I like certainty. Knowing what’s going on. What to expect. I like to be able to manage the variations. It’s been my survival mechanism, and one that has served me well.
When that environment changes, it unsettles me.
The bottom of my leaky bucket fell apart in 2012 and there was no management plan. All I was left with was the splintered handle and sheer confusion…what just happened? I have the receipt somewhere, I can get a replacement.
My bucket design rebuild has been long, well-intentioned but poorly designed. I’ve tried to build more flexibility in the design so I can hold more. Not more weight. More variety. Just like my farmers’ market bag.
In this bag I can throw my apples, lemons and pumpkin at the bottom with no fear that it’s going to drop out of the bottom, but I still have plenty space on top for my more fragile items – the herbs, the wild mushrooms and bright berries.
Unlike my trusty bucket, my farmer market stash looks ‘alive’

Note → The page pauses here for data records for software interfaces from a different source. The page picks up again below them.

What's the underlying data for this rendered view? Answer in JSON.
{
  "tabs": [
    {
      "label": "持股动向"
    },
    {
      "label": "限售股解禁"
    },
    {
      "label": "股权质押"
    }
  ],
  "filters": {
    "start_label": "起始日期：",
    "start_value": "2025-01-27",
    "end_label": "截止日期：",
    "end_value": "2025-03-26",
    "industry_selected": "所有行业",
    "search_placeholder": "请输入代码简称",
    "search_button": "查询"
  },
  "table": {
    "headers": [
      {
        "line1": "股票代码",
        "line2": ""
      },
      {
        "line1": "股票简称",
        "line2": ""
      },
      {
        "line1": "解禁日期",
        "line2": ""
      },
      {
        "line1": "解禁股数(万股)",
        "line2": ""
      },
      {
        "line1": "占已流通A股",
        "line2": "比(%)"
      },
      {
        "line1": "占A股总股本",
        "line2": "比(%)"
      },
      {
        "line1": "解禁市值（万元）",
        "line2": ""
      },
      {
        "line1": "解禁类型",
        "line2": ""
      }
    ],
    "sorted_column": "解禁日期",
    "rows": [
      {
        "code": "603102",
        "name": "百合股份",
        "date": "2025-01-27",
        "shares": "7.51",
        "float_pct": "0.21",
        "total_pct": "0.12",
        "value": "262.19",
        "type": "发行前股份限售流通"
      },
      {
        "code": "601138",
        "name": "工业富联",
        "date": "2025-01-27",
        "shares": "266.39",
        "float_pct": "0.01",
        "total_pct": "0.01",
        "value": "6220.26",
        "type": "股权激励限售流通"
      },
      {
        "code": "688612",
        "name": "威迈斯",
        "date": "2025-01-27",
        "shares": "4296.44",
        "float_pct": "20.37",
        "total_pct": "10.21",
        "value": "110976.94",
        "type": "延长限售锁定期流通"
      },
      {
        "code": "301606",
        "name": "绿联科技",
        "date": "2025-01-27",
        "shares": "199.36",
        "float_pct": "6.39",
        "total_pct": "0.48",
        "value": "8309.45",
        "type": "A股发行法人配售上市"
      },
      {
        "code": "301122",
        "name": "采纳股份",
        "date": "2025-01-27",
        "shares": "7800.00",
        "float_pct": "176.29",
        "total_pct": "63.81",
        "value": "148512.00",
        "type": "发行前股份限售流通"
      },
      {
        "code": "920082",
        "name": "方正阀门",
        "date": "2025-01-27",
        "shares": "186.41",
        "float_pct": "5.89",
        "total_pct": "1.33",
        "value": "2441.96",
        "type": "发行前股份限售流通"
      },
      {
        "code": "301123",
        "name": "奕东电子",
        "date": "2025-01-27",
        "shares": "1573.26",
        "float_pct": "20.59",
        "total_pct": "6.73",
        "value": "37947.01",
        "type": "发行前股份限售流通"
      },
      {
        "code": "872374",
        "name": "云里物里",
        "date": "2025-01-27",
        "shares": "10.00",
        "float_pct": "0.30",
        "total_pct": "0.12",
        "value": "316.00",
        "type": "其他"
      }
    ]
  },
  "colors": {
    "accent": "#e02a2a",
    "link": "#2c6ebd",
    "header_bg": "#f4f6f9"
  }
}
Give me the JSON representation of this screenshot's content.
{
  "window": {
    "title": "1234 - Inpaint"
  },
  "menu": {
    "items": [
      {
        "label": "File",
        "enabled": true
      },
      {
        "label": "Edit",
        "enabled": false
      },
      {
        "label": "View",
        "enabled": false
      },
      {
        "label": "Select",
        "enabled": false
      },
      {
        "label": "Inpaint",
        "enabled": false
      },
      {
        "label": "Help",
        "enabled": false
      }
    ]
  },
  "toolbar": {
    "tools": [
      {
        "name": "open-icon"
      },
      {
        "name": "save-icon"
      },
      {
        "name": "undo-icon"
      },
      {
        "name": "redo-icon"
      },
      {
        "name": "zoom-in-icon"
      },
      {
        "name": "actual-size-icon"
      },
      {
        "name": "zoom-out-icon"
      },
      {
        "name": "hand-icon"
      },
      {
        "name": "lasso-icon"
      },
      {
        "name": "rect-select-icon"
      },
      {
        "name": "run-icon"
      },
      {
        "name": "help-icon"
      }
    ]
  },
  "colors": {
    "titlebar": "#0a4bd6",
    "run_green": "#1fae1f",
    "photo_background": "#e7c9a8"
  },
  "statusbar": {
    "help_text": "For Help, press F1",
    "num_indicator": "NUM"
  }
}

Previously I would have crammed as much as I could in my bag, and bucket, to the point it was overflowing. I would struggle to lift it, let alone carry it very far. But I would persevere, this bucket will not beat me!
I’ll be honest, I still struggle with my selection and packing process. In my 20’s I backpacked across North America, where I was dutifully taught to roll my clothes to create more space, avoid daggy creasing and, in my mind, justify those ridiculous heels!
I never learnt the packing technique taught to a check out chick – always assess weight and never trust the plastic bag!
Today, I try to make more conscious decisions. And it starts with what my three priorities for the day. That’s right, only three, and when one is non-negotiable – meals and snacks to keep me fuelled – that leaves me two priorities. Two things I can do, not must, to feel alive – conscious, mindful, engaged.
This often includes walks with Franki with an attempt at mindfulness whilst I am out with her. Observing my feet as they hit the pavement, hearing the leaves rustle in the trees or hearing the cockatoos squawking. Sometimes, the mindfulness simply extends to be alert to what else she has tried to sneak into her mouth.
On a good day, practising a simple 20 minute home yoga sequence feels right and rejuvenating. Walking to my local cafe and catching up on Sunday paper inserts is soothing. I get the sun on my back and a chat with the cafe owners, staff, random dog owners.
On a particularly leaky day, when I cannot bear the 45 stairs I must walk down from my 3rd level apartment to reach the outside world, I lay on the verandah amongst the canopy of the eucalypts and just try to breathe, and remind myself “it’s easy to be heavy, hard to be light.”
Of course on really great days I throw my mantra out the door. Not on purpose, I am just so excited to feel good, pain free (for me).
I am excited that my knees aren’t on fire or that the waves of fatigue haven’t hit, so I take a walk, do some work, eat without chewing properly, hit the local cafe, read a little, google too much and by mid-afternoon it hits me. The adrenalin rush will soon convert to an adrenalin hangover.
I’ve left no space in the market bag for the fragile goods, I’ve crammed it all with the exotic veges I don’t know what to do with, fresh crusty gluten-loaded rolls and those great looking salted caramel macarons that I love so much.
It’s a work in progress. I’m only just working out the right packing technique…and there are days where I simply misjudge quantity for quality.
Surely I’m not the only one?